The team was stunned when Emmerson, who applied online to show the Baja car in the “exotic” car section, informed his teammates that that the show’s coordinators not only replied favorably, but also offered to sponsor the team. “It seemed like a pipe dream to get into the show. These are the biggest and best automakers in the world and a lot of us aspire to work for them,” Jackiewicz says. “While they’re focused on luxury and comfort, we’re the opposite – rugged and outdoorsy. But we share similar values, including incredible pride in our work.”

Desert Dreamin’

Later that same week on campus, Highlander Racing unveiled the 2017 Baja Car. It had a significantly upgraded electronics system, a custom gearbox designed in-house, a hammock seat for increased comfort, and a much lower weight – 340 lbs.

NJIT Baja team

“We will definitely have the ‘wow’ factor this time,” Jackiewicz observed on the eve of the event. “We have a very competitive design, with improvements and modifications across the board. The bottom line is that we are 15 mph faster.  I know we’re going to race really fast.”

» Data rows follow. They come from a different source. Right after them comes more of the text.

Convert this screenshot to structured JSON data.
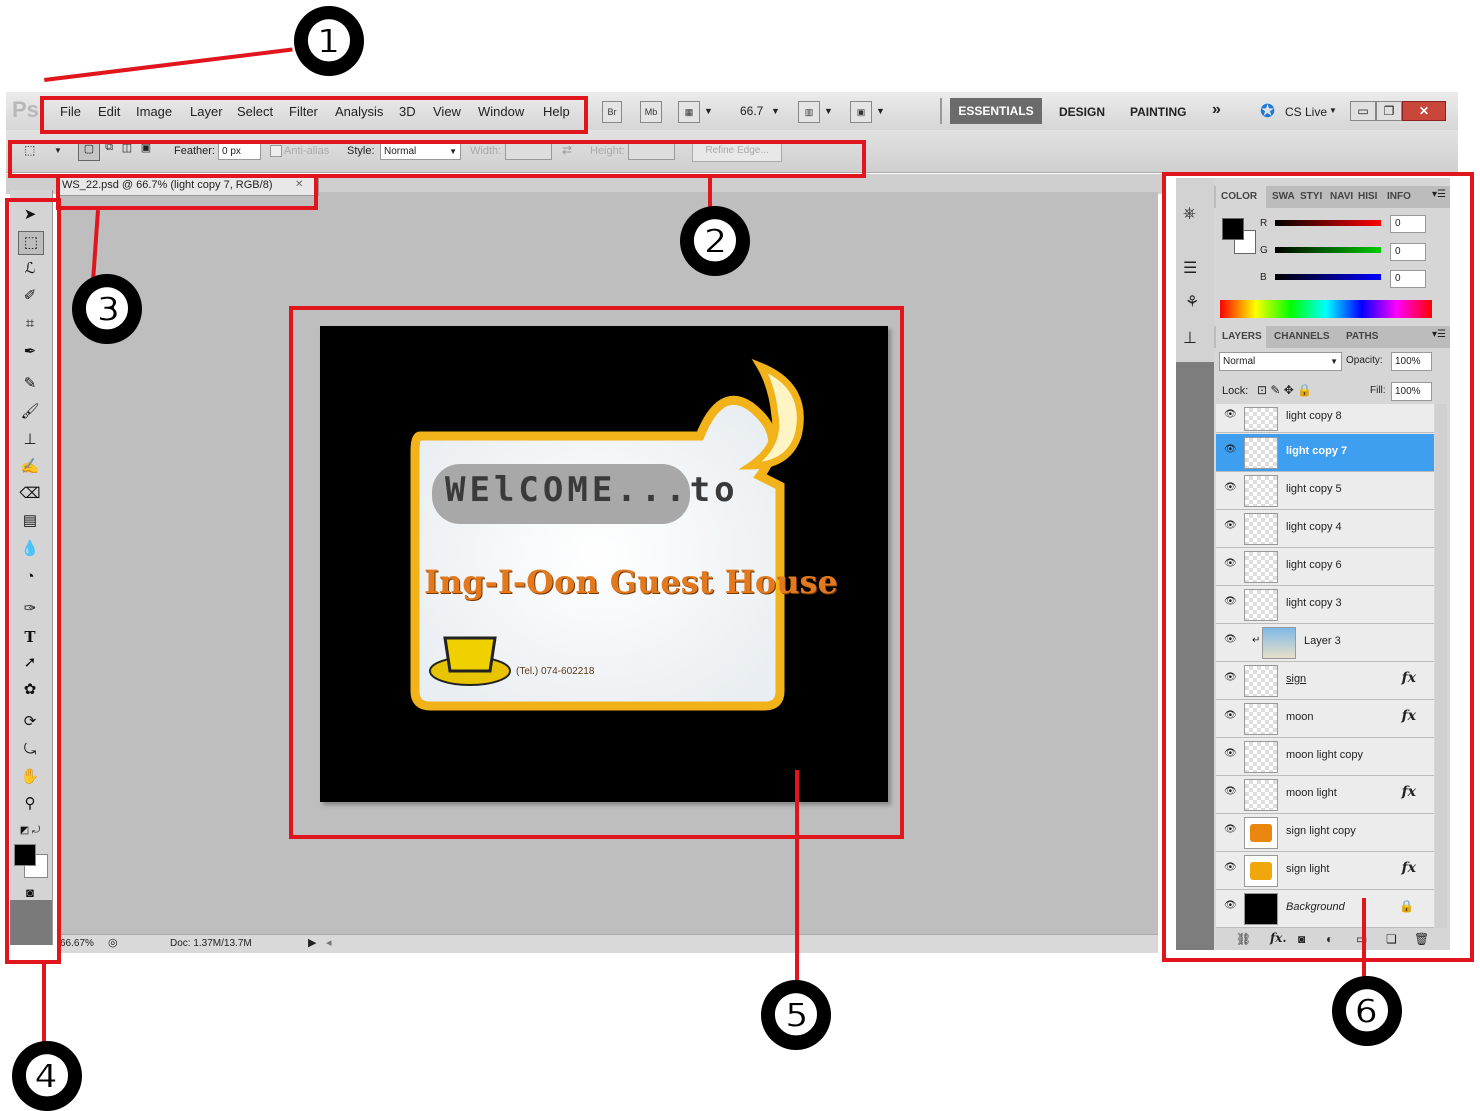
{
  "app": {
    "logo": "Ps"
  },
  "menu": [
    "File",
    "Edit",
    "Image",
    "Layer",
    "Select",
    "Filter",
    "Analysis",
    "3D",
    "View",
    "Window",
    "Help"
  ],
  "app_bar": {
    "br": "Br",
    "mb": "Mb",
    "zoom": "66.7",
    "zoom_arrow": "▼"
  },
  "workspaces": {
    "essentials": "ESSENTIALS",
    "design": "DESIGN",
    "painting": "PAINTING",
    "more": "»",
    "cslive": "CS Live"
  },
  "options": {
    "feather_label": "Feather:",
    "feather_value": "0 px",
    "antialias_label": "Anti-alias",
    "style_label": "Style:",
    "style_value": "Normal",
    "width_label": "Width:",
    "height_label": "Height:",
    "refine_edge": "Refine Edge..."
  },
  "document": {
    "tab_title": "WS_22.psd @ 66.7% (light copy 7, RGB/8)",
    "close": "✕",
    "zoom_status": "66.67%",
    "doc_size": "Doc: 1.37M/13.7M"
  },
  "image": {
    "welcome": "WElCOME...to",
    "name": "Ing-I-Oon Guest House",
    "tel": "(Tel.) 074-602218"
  },
  "colors": {
    "accent": "#3e9ff0",
    "annotation": "#e0161c",
    "panel": "#d6d6d6",
    "essentials_bg": "#6b6b6b"
  },
  "color_panel": {
    "tabs": [
      "COLOR",
      "SWA",
      "STYI",
      "NAVI",
      "HISI",
      "INFO"
    ],
    "r_label": "R",
    "g_label": "G",
    "b_label": "B",
    "r": "0",
    "g": "0",
    "b": "0"
  },
  "layers_panel": {
    "tabs": [
      "LAYERS",
      "CHANNELS",
      "PATHS"
    ],
    "blend_mode": "Normal",
    "opacity_label": "Opacity:",
    "opacity": "100%",
    "lock_label": "Lock:",
    "fill_label": "Fill:",
    "fill": "100%",
    "layers": [
      {
        "name": "light copy 8",
        "fx": ""
      },
      {
        "name": "light copy 7",
        "fx": ""
      },
      {
        "name": "light copy 5",
        "fx": ""
      },
      {
        "name": "light copy 4",
        "fx": ""
      },
      {
        "name": "light copy 6",
        "fx": ""
      },
      {
        "name": "light copy 3",
        "fx": ""
      },
      {
        "name": "Layer 3",
        "fx": ""
      },
      {
        "name": "sign",
        "fx": "fx"
      },
      {
        "name": "moon",
        "fx": "fx"
      },
      {
        "name": "moon light copy",
        "fx": ""
      },
      {
        "name": "moon light",
        "fx": "fx"
      },
      {
        "name": "sign light copy",
        "fx": ""
      },
      {
        "name": "sign light",
        "fx": "fx"
      },
      {
        "name": "Background",
        "fx": ""
      }
    ],
    "footer_fx": "fx."
  },
  "annotations": [
    "❶",
    "❷",
    "❸",
    "❹",
    "❺",
    "❻"
  ]
}
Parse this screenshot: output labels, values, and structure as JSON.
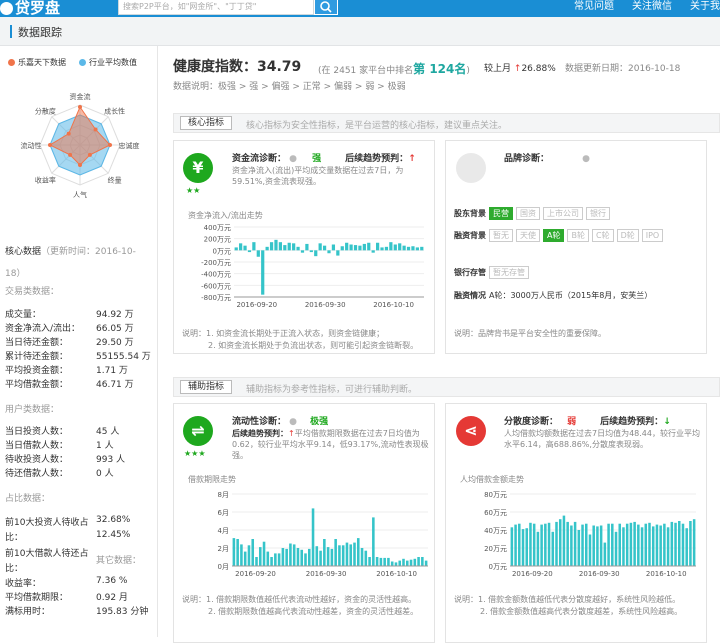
{
  "header": {
    "logo": "贷罗盘",
    "search_placeholder": "搜索P2P平台，如\"网金所\"、\"丁丁贷\"",
    "nav": [
      "常见问题",
      "关注微信",
      "关于我"
    ]
  },
  "section_title": "数据跟踪",
  "legend": [
    "乐嘉天下数据",
    "行业平均数值"
  ],
  "radar": {
    "axes": [
      "资金流",
      "成长性",
      "忠诚度",
      "终量",
      "人气",
      "收益率",
      "流动性",
      "分散度"
    ]
  },
  "core": {
    "title": "核心数据",
    "updated": "（更新时间：2016-10-18）",
    "updated_line1": "（更新时间：2016-10-",
    "updated_line2": "18）"
  },
  "trade": {
    "title": "交易类数据：",
    "rows": [
      {
        "k": "成交量：",
        "v": "94.92 万"
      },
      {
        "k": "资金净流入/流出：",
        "v": "66.05 万"
      },
      {
        "k": "当日待还金额：",
        "v": "29.50 万"
      },
      {
        "k": "累计待还金额：",
        "v": "55155.54 万"
      },
      {
        "k": "平均投资金额：",
        "v": "1.71 万"
      },
      {
        "k": "平均借款金额：",
        "v": "46.71 万"
      }
    ]
  },
  "users": {
    "title": "用户类数据：",
    "rows": [
      {
        "k": "当日投资人数：",
        "v": "45 人"
      },
      {
        "k": "当日借款人数：",
        "v": "1 人"
      },
      {
        "k": "待收投资人数：",
        "v": "993 人"
      },
      {
        "k": "待还借款人数：",
        "v": "0 人"
      }
    ]
  },
  "ratio": {
    "title": "占比数据：",
    "row1_k": "前10大投资人待收占",
    "row1_v": "32.68%",
    "row1_k2": "比：",
    "row2_v": "12.45%",
    "row3_k": "前10大借款人待还占",
    "row3_v": "其它数据：",
    "row3_k2": "比："
  },
  "other": {
    "rows": [
      {
        "k": "收益率：",
        "v": "7.36 %"
      },
      {
        "k": "平均借款期限：",
        "v": "0.92 月"
      },
      {
        "k": "满标用时：",
        "v": "195.83 分钟"
      }
    ]
  },
  "health": {
    "label": "健康度指数：",
    "value": "34.79",
    "rank_pre": "(在 2451 家平台中排名",
    "rank": "第 124名",
    "rank_post": ")",
    "vs_label": "较上月",
    "vs_arrow": "↑",
    "vs_value": "26.88%",
    "update": "数据更新日期：2016-10-18",
    "explain": "数据说明：极强 > 强 > 偏强 > 正常 > 偏弱 > 弱 > 极弱"
  },
  "core_tab": {
    "label": "核心指标",
    "desc": "核心指标为安全性指标，是平台运营的核心指标，建议重点关注。"
  },
  "aux_tab": {
    "label": "辅助指标",
    "desc": "辅助指标为参考性指标，可进行辅助判断。"
  },
  "card1": {
    "title": "资金流诊断：",
    "level": "强",
    "trend_label": "后续趋势预判：",
    "trend_arrow": "↑",
    "stars": "★★",
    "desc": "资金净流入(流出)平均成交量数据在过去7日，为59.51%,资金流表现强。",
    "chart_title": "资金净流入/流出走势",
    "note1": "说明：1. 如资金流长期处于正流入状态，则资金链健康；",
    "note2": "2. 如资金流长期处于负流出状态，则可能引起资金链断裂。"
  },
  "card2": {
    "title": "品牌诊断：",
    "bg_label": "股东背景",
    "bg_tags": [
      "民营",
      "国资",
      "上市公司",
      "银行"
    ],
    "fin_label": "融资背景",
    "fin_tags": [
      "天使",
      "A轮",
      "B轮",
      "C轮",
      "D轮",
      "IPO"
    ],
    "fin_pre": "暂无",
    "bank_label": "银行存管",
    "bank_value": "暂无存管",
    "info_label": "融资情况",
    "info_value": "A轮：3000万人民币（2015年8月，安芙兰）",
    "note": "说明：品牌背书是平台安全性的重要保障。"
  },
  "card3": {
    "title": "流动性诊断：",
    "level": "极强",
    "trend_label": "后续趋势预判：",
    "trend_arrow": "↑",
    "stars": "★★★",
    "desc": "平均借款期限数据在过去7日均值为0.62，较行业平均水平9.14，低93.17%,流动性表现极强。",
    "chart_title": "借款期限走势",
    "note1": "说明：1. 借款期限数值越低代表流动性越好，资金的灵活性越高。",
    "note2": "2. 借款期限数值越高代表流动性越差，资金的灵活性越差。"
  },
  "card4": {
    "title": "分散度诊断：",
    "level": "弱",
    "trend_label": "后续趋势预判：",
    "trend_arrow": "↓",
    "desc": "人均借款均额数据在过去7日均值为48.44，较行业平均水平6.14，高688.86%,分散度表现弱。",
    "chart_title": "人均借款金额走势",
    "note1": "说明：1. 借款金额数值越低代表分散度越好，系统性风险越低。",
    "note2": "2. 借款金额数值越高代表分散度越差，系统性风险越高。"
  },
  "colors": {
    "brand": "#1a8ed4",
    "up": "#e53935",
    "green": "#1ea81e",
    "bar": "#35c4c9",
    "orange": "#f0744a",
    "blue": "#5bb8e8"
  },
  "chart_data": [
    {
      "type": "bar",
      "title": "资金净流入/流出走势",
      "categories": [
        "2016-09-20",
        "2016-09-30",
        "2016-10-10"
      ],
      "yticks": [
        "400万元",
        "200万元",
        "0万元",
        "-200万元",
        "-400万元",
        "-600万元",
        "-800万元"
      ],
      "ylim": [
        -800,
        400
      ],
      "values": [
        50,
        120,
        80,
        -30,
        140,
        -110,
        -760,
        60,
        140,
        180,
        140,
        90,
        130,
        120,
        60,
        -40,
        110,
        -30,
        -100,
        120,
        80,
        -50,
        100,
        -90,
        70,
        130,
        100,
        90,
        80,
        110,
        130,
        -40,
        130,
        50,
        60,
        140,
        100,
        120,
        80,
        60,
        70,
        50,
        60
      ]
    },
    {
      "type": "bar",
      "title": "借款期限走势",
      "categories": [
        "2016-09-20",
        "2016-09-30",
        "2016-10-10"
      ],
      "yticks": [
        "8月",
        "6月",
        "4月",
        "2月",
        "0月"
      ],
      "ylim": [
        0,
        8
      ],
      "values": [
        3.1,
        3.0,
        2.4,
        1.6,
        2.3,
        3.0,
        1.0,
        2.1,
        2.7,
        1.6,
        1.0,
        1.4,
        1.4,
        2.0,
        1.9,
        2.5,
        2.4,
        2.0,
        1.8,
        1.4,
        1.9,
        6.4,
        2.2,
        1.7,
        3.0,
        2.1,
        1.9,
        3.0,
        2.3,
        2.3,
        2.6,
        2.4,
        2.6,
        3.1,
        2.0,
        1.7,
        1.0,
        5.4,
        1.0,
        0.9,
        0.9,
        0.9,
        0.5,
        0.4,
        0.6,
        0.8,
        0.6,
        0.7,
        0.8,
        1.0,
        1.0,
        0.6
      ]
    },
    {
      "type": "bar",
      "title": "人均借款金额走势",
      "categories": [
        "2016-09-20",
        "2016-09-30",
        "2016-10-10"
      ],
      "yticks": [
        "80万元",
        "60万元",
        "40万元",
        "20万元",
        "0万元"
      ],
      "ylim": [
        0,
        80
      ],
      "values": [
        43,
        46,
        47,
        41,
        42,
        48,
        47,
        38,
        46,
        47,
        48,
        38,
        49,
        52,
        56,
        49,
        45,
        49,
        40,
        46,
        47,
        35,
        45,
        44,
        45,
        26,
        47,
        47,
        38,
        47,
        43,
        47,
        48,
        49,
        46,
        43,
        47,
        48,
        44,
        46,
        45,
        47,
        43,
        49,
        48,
        50,
        47,
        42,
        50,
        52
      ]
    }
  ]
}
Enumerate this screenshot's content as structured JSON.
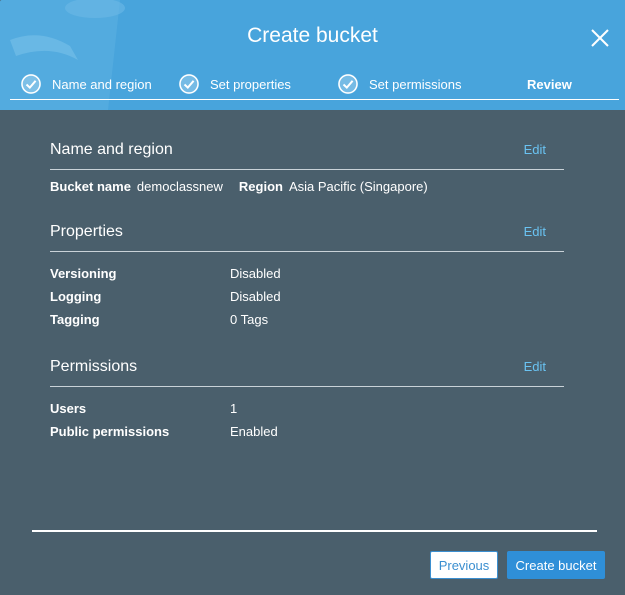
{
  "dialog": {
    "title": "Create bucket"
  },
  "steps": [
    {
      "label": "Name and region",
      "completed": true
    },
    {
      "label": "Set properties",
      "completed": true
    },
    {
      "label": "Set permissions",
      "completed": true
    },
    {
      "label": "Review",
      "completed": false,
      "current": true
    }
  ],
  "sections": {
    "name_region": {
      "title": "Name and region",
      "edit_label": "Edit",
      "bucket_name_label": "Bucket name",
      "bucket_name_value": "democlassnew",
      "region_label": "Region",
      "region_value": "Asia Pacific (Singapore)"
    },
    "properties": {
      "title": "Properties",
      "edit_label": "Edit",
      "rows": [
        {
          "label": "Versioning",
          "value": "Disabled"
        },
        {
          "label": "Logging",
          "value": "Disabled"
        },
        {
          "label": "Tagging",
          "value": "0 Tags"
        }
      ]
    },
    "permissions": {
      "title": "Permissions",
      "edit_label": "Edit",
      "rows": [
        {
          "label": "Users",
          "value": "1"
        },
        {
          "label": "Public permissions",
          "value": "Enabled"
        }
      ]
    }
  },
  "footer": {
    "previous_label": "Previous",
    "create_label": "Create bucket"
  },
  "colors": {
    "header_bg": "#48a4dc",
    "body_bg": "#4a5f6c",
    "link": "#6ac3f2",
    "primary_button": "#2f8fd8"
  },
  "icons": {
    "close": "close-icon",
    "step_done": "check-circle-icon"
  }
}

Emmerson, who drove the 2017 car in the competition, recalls the thrill of lapping some of the fastest cars that day, and the strong sense of achievement and progress since the first model he drove in an SAE Baja competition.

"Many school teams still remembered us as the novice team with the 700-pound car,” Emmerson notes, “and now they saw us emerging with this slick and elegant light design. They were seriously impressed with our growth through the last few years. When we won, we heard the roaring applause of many teams that had followed our progress.”